So after a couple of years working at Yuk Yuks I started working on their amateur night. And after a while you were able to see the progression of the comics and you’re like “holy crap”… People would start off and they would suck and then would pick it up and get so good. And I figured I’d give it a try. I had my first show on a Wednesday at Yuk Yuks New Talent Showcase. I made a Facebook event and like fifty or sixty friends said they were going so I started to panic. I was like: “I’m going to embarrass myself so badly.” So I did an open mic ahead of the show, at Patty Boland’s, as a warm up because I was so scared of freezing up on stage when I went on at Yuk Yuks.

Tell me about your most memorable stories performing standup?

I was kind of lucky starting out because I was already working at a club… and I knew a lot of the comics, but something kind of stood out when I got out and performed. Like, I’ll be honest, my first set lasted maybe three minutes… there were about seven people in the audience and I just rambled for like a minute before I got to any material and the first joke I told got some laughs and it was electrifying, just electrifying, you know?! I did two more jokes and I still had two more jokes to go, but I was screaming inside and couldn’t handle it anymore so I just went off stage early.

But just after that happened, I had all these friends coming up to me… they were already friends, but once you’ve done your first standup set, you’re in. It was respect that you afforded because you had gone up on stage. People were always respectful before, but you definitely get more respect because you’ve done it, you’ve also gotten up on stage and now I was one of them.

People were always respectful before, but you definitely get more respect because you’ve done it, you’ve also gotten up on stage and now I was one of them.

How about a cringe worthy story about performing standup?

I was taking part in Absolute Comedy’s ‘Prove You’re a Comic’ Competition two summers ago… I was closing with a technical joke that required buildup and pacing, I was starting to get the light [a signal to close the set] which is still fine because I was on target to finish my set on time… then this girl in the front row gets up and answers her phone. She’s got one finger over her ears, like she’s trying to hear better, like she’s actively trying to take this phone call. She’s like: “Hello? Hello! Hold on a second! Hello? Wait a second!” And she’s right up in front so everyone can see it.

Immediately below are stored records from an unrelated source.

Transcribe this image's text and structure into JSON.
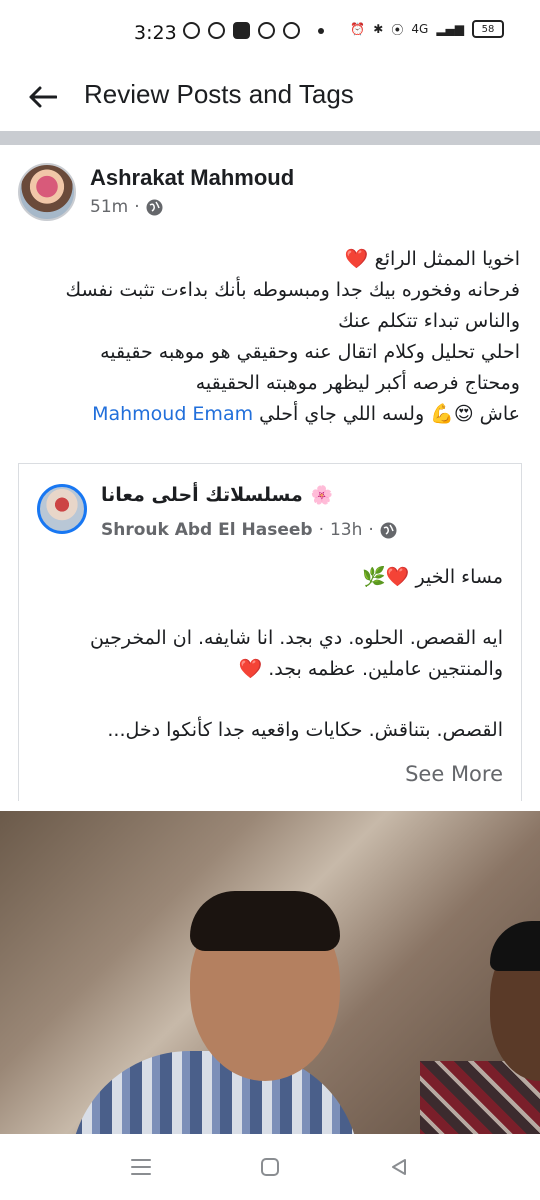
{
  "status_bar": {
    "time": "3:23",
    "network": "4G",
    "battery": "58"
  },
  "app_bar": {
    "title": "Review Posts and Tags",
    "back_icon": "arrow-left-icon"
  },
  "post": {
    "author": "Ashrakat Mahmoud",
    "time": "51m",
    "privacy_icon": "globe-icon",
    "text_lines": [
      "اخويا الممثل الرائع ❤️",
      "فرحانه وفخوره بيك جدا ومبسوطه بأنك بداءت تثبت نفسك",
      "والناس تبداء تتكلم عنك",
      "احلي تحليل وكلام اتقال عنه وحقيقي هو موهبه حقيقيه",
      "ومحتاج فرصه أكبر ليظهر موهبته الحقيقيه"
    ],
    "last_line_prefix": "عاش 😍💪 ولسه اللي جاي أحلي",
    "mention": "Mahmoud Emam"
  },
  "shared_post": {
    "group_name": "مسلسلاتك أحلى معانا",
    "group_emoji": "🌸",
    "author": "Shrouk Abd El Haseeb",
    "time": "13h",
    "greeting": "مساء الخير ❤️🌿",
    "paragraph1_line1": "ايه القصص. الحلوه. دي  بجد. انا شايفه.  ان المخرجين",
    "paragraph1_line2": "والمنتجين عاملين. عظمه بجد. ❤️",
    "paragraph2_line1": "القصص. بتناقش.  حكايات واقعيه جدا  كأنكوا دخل...",
    "see_more": "See More"
  },
  "photo": {
    "description_icon": "photo-image"
  },
  "nav_bar": {
    "menu_icon": "recents-icon",
    "home_icon": "home-icon",
    "back_icon": "back-triangle-icon"
  }
}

The thing is, when it happened, I didn’t really know what to do because it was a competition and you’re specifically instructed not to do crowd work, I’m on my last joke, and you want to tear her down, but that’s just it. Plus you get heavily penalized for going over your time and my time has now been up and I couldn’t salvage my last joke. So it was just super frustrating. My chances were blown and I didn’t know how to recover from it, especially because I was only two years into comedy.

What do you hope to get out of comedy?

The rewards you receive are commensurate with the effort you put in. So as long as I keep putting in the effort, I’ll want to see how far it takes me. I mean… I’m gonna not lie to you… I’m too old to go and sleep on people’s couches so I don’t think it’s the route for me, but it’s just such a thrill to make people laugh. It’s such a thrill to produce a comedy show as well. I was having such a great time producing the weekly comedy show at Tartan Pub.

Thanks for taking the time to talk to us ahead of your competition.

No problem, thank you too.


You can catch Karen competing at Absolute Comedy (412 Preston St) on Monday February 12 as part of the Alterna Savings Crackup Comedy Competition Semi-Finals. Go to absolutecomedy.ca for ticket info.